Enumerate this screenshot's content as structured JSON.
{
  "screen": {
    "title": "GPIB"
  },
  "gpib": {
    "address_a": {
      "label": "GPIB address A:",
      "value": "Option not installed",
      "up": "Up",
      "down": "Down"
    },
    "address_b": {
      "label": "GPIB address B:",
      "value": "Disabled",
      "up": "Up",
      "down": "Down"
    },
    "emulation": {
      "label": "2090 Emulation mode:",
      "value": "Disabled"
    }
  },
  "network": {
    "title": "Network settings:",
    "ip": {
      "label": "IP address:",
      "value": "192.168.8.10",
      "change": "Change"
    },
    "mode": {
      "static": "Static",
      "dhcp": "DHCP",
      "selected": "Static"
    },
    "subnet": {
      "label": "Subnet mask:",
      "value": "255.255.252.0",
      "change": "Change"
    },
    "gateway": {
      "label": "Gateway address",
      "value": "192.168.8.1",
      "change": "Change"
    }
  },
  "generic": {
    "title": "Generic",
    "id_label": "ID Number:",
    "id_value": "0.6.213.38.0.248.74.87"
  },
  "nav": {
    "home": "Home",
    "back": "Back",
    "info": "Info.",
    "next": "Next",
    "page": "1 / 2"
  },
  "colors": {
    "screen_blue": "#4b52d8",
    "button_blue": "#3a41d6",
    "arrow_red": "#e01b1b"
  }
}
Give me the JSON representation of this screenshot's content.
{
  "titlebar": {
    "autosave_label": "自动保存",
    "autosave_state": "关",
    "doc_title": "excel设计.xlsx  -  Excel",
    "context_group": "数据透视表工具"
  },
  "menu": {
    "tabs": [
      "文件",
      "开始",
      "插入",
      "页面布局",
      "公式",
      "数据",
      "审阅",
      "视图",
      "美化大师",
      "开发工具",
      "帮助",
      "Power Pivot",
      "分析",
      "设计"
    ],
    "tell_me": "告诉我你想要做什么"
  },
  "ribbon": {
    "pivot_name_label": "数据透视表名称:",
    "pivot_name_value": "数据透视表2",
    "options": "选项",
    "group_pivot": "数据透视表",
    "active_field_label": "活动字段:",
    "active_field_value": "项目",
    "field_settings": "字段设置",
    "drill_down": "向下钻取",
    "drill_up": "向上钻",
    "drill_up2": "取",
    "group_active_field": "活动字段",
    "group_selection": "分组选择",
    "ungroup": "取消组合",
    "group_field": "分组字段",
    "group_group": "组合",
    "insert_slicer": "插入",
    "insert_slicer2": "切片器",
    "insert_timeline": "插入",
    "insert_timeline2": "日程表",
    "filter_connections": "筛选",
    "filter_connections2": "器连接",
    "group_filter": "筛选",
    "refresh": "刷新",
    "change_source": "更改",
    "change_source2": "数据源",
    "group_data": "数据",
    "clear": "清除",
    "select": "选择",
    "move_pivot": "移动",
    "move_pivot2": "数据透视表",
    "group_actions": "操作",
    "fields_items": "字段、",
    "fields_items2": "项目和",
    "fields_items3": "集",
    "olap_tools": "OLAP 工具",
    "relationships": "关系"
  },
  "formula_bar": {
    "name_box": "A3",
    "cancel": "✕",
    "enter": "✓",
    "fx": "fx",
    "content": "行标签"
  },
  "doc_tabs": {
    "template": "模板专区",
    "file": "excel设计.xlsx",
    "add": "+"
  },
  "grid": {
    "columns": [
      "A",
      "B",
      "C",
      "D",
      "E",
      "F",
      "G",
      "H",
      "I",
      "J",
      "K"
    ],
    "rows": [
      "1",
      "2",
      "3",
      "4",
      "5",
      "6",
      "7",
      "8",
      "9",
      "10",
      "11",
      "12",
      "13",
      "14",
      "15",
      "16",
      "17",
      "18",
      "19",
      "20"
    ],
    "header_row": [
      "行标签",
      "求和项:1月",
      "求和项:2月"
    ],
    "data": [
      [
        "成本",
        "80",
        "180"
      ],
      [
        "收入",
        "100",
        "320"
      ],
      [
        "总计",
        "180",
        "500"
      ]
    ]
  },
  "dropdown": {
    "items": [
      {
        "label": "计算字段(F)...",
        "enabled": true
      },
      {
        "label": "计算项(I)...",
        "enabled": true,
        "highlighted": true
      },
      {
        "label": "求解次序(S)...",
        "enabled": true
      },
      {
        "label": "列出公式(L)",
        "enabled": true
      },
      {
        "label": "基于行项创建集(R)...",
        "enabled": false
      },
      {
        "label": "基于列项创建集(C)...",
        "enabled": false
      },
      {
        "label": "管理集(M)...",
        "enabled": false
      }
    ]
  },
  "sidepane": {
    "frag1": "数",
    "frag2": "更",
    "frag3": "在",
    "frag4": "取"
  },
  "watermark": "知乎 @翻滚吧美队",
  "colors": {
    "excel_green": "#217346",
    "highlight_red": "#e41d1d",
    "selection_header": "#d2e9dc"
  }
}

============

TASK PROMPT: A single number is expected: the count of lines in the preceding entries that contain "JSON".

RESPONSE TO THIS TASK: 2